PHILADELPHIA -- He didn't sign until a month before Spring Training. It was a Minor League deal, he was a 28-year-old non-roster invitee, the kind of guy who doesn't get much attention on his way in the door -- or on the way out, either, when he's just another name
PHILADELPHIA -- He didn't sign until a month before Spring Training. It was a Minor League deal, he was a 28-year-old non-roster invitee, the kind of guy who doesn't get much attention on his way in the door -- or on the way out, either, when he's just another name on the list of players assigned to the complex.
Then a funny thing happened to Cedric Hunter.
He hit a walk-off homer to beat the Braves in a Grapefruit League game. He had a great at-bat against the Rays, fouling off a pitch in the dirt to protect the runner on a hit-and-run. Aaron Altherr, who had been penciled in as the everyday right fielder, got hurt.
Springs often reveal a surprise, a Cinderella player, a heart-warming tale. This year, Hunter was it.
Not only did Hunter, whose entire big league resume consists of six games for the Padres in 2011, make the Phillies' Opening Day roster, but he's also projected to be one of manager Pete Mackanin's regular outfielders, along with Odubel Herrera and Peter Bourjos.
• Phillies finalize Opening Day roster
The only other remaining outfielder is Rule 5 pick Tyler Goeddel; infielders Emmanuel Burriss and Darin Ruf could also play in the outfield if needed.
"It's great news. I'm very humbled by it," Hunter said before going 2-for-5 as the Phillies closed out the exhibition season with a 6-5 walk-off win over a Futures team made up of some of the Phillies' best prospects Saturday afternoon at Citizens Bank Park.
This is the best opportunity Hunter has ever had, even though he batted .288 in 1,151 Minor League games, and he isn't afraid to admit that he got discouraged at times.
"I didn't just all the way want to give up," Hunter said. "But there were times I definitely had my doubts.
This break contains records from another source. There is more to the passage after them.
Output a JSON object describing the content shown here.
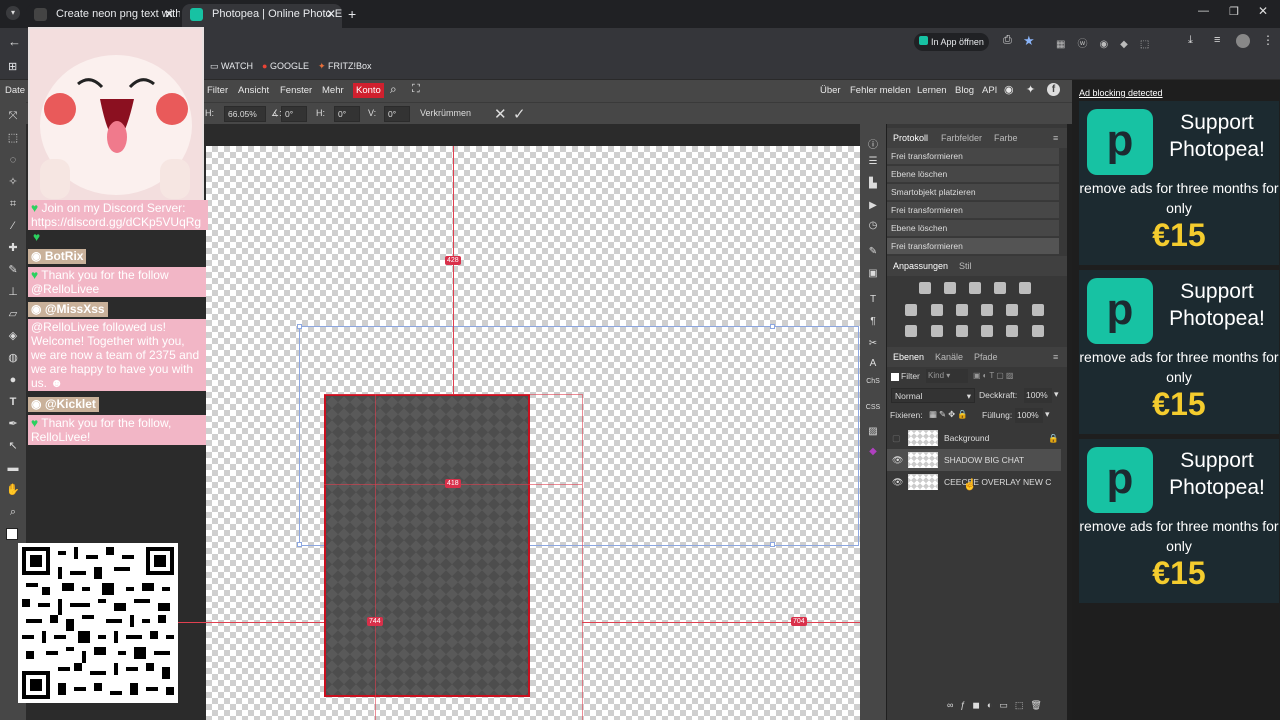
{
  "browser": {
    "tabs": [
      {
        "title": "Create neon png text with a tra",
        "active": false
      },
      {
        "title": "Photopea | Online Photo Editor",
        "active": true
      }
    ],
    "open_in_app": "In App öffnen",
    "bookmarks": [
      "WATCH",
      "GOOGLE",
      "FRITZ!Box"
    ]
  },
  "menu": {
    "left_label": "Date",
    "items": [
      "Filter",
      "Ansicht",
      "Fenster",
      "Mehr"
    ],
    "account": "Konto",
    "right_items": [
      "Über",
      "Fehler melden",
      "Lernen",
      "Blog",
      "API"
    ],
    "ad_blocking": "Ad blocking detected"
  },
  "options": {
    "h_label": "H:",
    "h_value": "66.05%",
    "angle_label": "∡:",
    "angle_value": "0°",
    "hskew_label": "H:",
    "hskew_value": "0°",
    "vskew_label": "V:",
    "vskew_value": "0°",
    "warp": "Verkrümmen"
  },
  "canvas": {
    "measurements": [
      "428",
      "418",
      "744",
      "704"
    ]
  },
  "panels": {
    "history_tabs": [
      "Protokoll",
      "Farbfelder",
      "Farbe"
    ],
    "history": [
      "Frei transformieren",
      "Ebene löschen",
      "Smartobjekt platzieren",
      "Frei transformieren",
      "Ebene löschen",
      "Frei transformieren"
    ],
    "adjust_tabs": [
      "Anpassungen",
      "Stil"
    ],
    "layers_tabs": [
      "Ebenen",
      "Kanäle",
      "Pfade"
    ],
    "filter_label": "Filter",
    "kind_label": "Kind",
    "blend_mode": "Normal",
    "opacity_label": "Deckkraft:",
    "opacity_value": "100%",
    "lock_label": "Fixieren:",
    "fill_label": "Füllung:",
    "fill_value": "100%",
    "layers": [
      {
        "name": "Background",
        "visible": false,
        "locked": true
      },
      {
        "name": "SHADOW BIG CHAT",
        "visible": true,
        "locked": false
      },
      {
        "name": "CEECEE OVERLAY NEW C",
        "visible": true,
        "locked": false
      }
    ],
    "side_labels": [
      "ChS",
      "CSS"
    ]
  },
  "ads": [
    {
      "title": "Support Photopea!",
      "body": "remove ads for three months for only",
      "price": "€15"
    },
    {
      "title": "Support Photopea!",
      "body": "remove ads for three months for only",
      "price": "€15"
    },
    {
      "title": "Support Photopea!",
      "body": "remove ads for three months for only",
      "price": "€15"
    }
  ],
  "stream_overlay": {
    "chat": [
      {
        "type": "text",
        "text": "Join on my Discord Server: https://discord.gg/dCKp5VUqRg"
      },
      {
        "type": "name",
        "text": "BotRix"
      },
      {
        "type": "text",
        "text": "Thank you for the follow @RelloLivee"
      },
      {
        "type": "name",
        "text": "@MissXss"
      },
      {
        "type": "text",
        "text": "@RelloLivee followed us! Welcome! Together with you, we are now a team of 2375 and we are happy to have you with us."
      },
      {
        "type": "name",
        "text": "@Kicklet"
      },
      {
        "type": "text",
        "text": "Thank you for the follow, RelloLivee!"
      }
    ]
  }
}
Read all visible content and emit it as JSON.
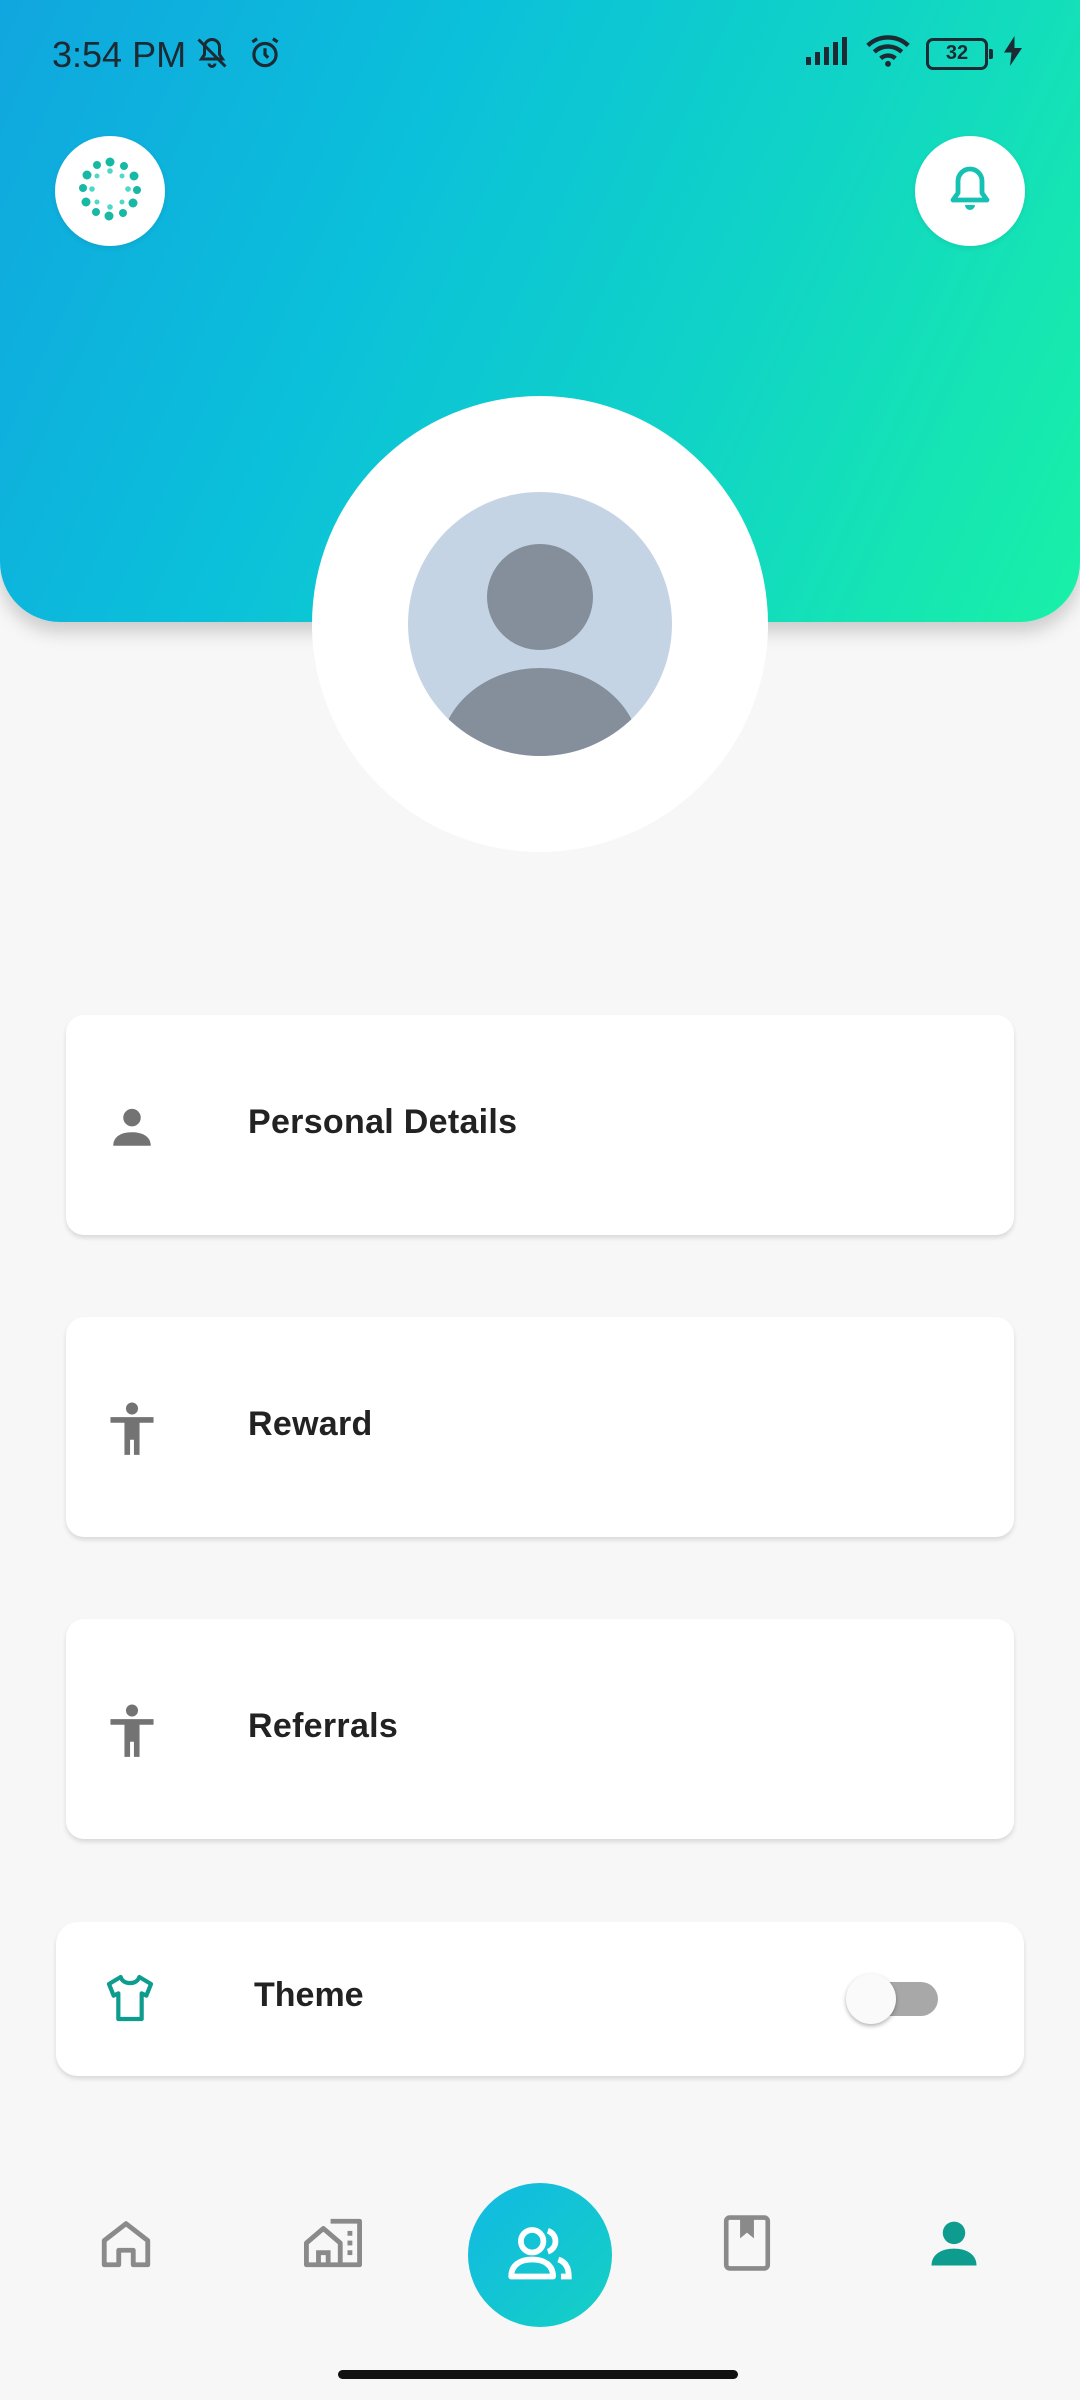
{
  "status_bar": {
    "time": "3:54 PM",
    "battery_level": "32"
  },
  "header": {
    "icons": [
      "app-logo-icon",
      "bell-icon"
    ]
  },
  "menu": {
    "items": [
      {
        "label": "Personal Details",
        "icon": "person-icon"
      },
      {
        "label": "Reward",
        "icon": "accessibility-icon"
      },
      {
        "label": "Referrals",
        "icon": "accessibility-icon"
      }
    ],
    "theme": {
      "label": "Theme",
      "icon": "shirt-icon",
      "enabled": false
    }
  },
  "bottom_nav": {
    "items": [
      "home-icon",
      "buildings-icon",
      "people-icon",
      "book-icon",
      "profile-icon"
    ],
    "active": "profile-icon"
  },
  "colors": {
    "accent": "#0e9c8e",
    "gradient_start": "#10a6df",
    "gradient_end": "#19f1a6",
    "icon_grey": "#737373"
  }
}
I just know how this game is. Sometimes you can have good years, and it's just about the situation of the team and what they want to do, and it's never really a fair situation. And you can't control it.
"A lot of things go through your mind when you put up some good years and don't get called up. In the Braves situation [in 2014 and '15], where they really needed help, not to get called up with them and them being my hometown and everything is definitely a letdown."
Hunter had targeted the Phillies because he liked the way they gave players chances last season. For his part, Mackanin came in with no preconceived notions.
"He surprised me," the manager said. "I didn't really know much about him. I know he was a perennial .280-plus Triple-A hitter. I didn't know what kind of defender he was, but I found out he's a good defensive player, and I like his aggressive approach at the plate. He gives you quality at-bats and doesn't care if it's lefty or righty."
Hunter has been around long enough to understand that he has written a nice opening chapter and that it's still up to him to furnish a happy ending.
"To be realistic, it's just beginning," he said. "I haven't proved myself at all on this level yet. So everybody's giving me congrats and I'm happy about that, but in the back of my mind, I'm like, 'Look, this is just the beginning. I've really got to go out and prove myself and show that I'm ready to be here.'"
Paul Hagen is a reporter for MLB.com.